Material provided:
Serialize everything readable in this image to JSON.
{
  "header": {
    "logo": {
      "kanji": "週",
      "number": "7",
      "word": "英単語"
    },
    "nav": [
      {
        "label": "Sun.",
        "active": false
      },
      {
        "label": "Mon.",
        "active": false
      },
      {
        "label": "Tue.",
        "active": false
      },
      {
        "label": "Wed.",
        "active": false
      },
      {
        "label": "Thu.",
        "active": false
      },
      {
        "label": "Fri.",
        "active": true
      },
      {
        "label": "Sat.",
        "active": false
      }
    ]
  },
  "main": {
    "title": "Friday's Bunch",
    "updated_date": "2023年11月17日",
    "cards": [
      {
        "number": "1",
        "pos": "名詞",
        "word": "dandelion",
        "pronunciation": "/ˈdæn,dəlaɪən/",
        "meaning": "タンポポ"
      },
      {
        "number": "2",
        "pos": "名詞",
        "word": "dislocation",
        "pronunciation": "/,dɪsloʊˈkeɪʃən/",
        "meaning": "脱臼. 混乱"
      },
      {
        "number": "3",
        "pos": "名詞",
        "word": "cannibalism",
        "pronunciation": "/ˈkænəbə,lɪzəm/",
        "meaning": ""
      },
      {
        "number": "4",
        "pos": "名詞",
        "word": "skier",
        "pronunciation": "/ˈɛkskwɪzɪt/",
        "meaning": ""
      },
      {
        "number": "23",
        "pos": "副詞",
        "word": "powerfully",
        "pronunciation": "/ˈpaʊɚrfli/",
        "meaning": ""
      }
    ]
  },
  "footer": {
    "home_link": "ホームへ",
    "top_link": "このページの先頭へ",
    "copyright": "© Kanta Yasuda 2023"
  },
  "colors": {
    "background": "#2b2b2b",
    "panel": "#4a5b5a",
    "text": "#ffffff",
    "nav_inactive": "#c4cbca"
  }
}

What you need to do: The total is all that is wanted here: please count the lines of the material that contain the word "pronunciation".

Answer box: 5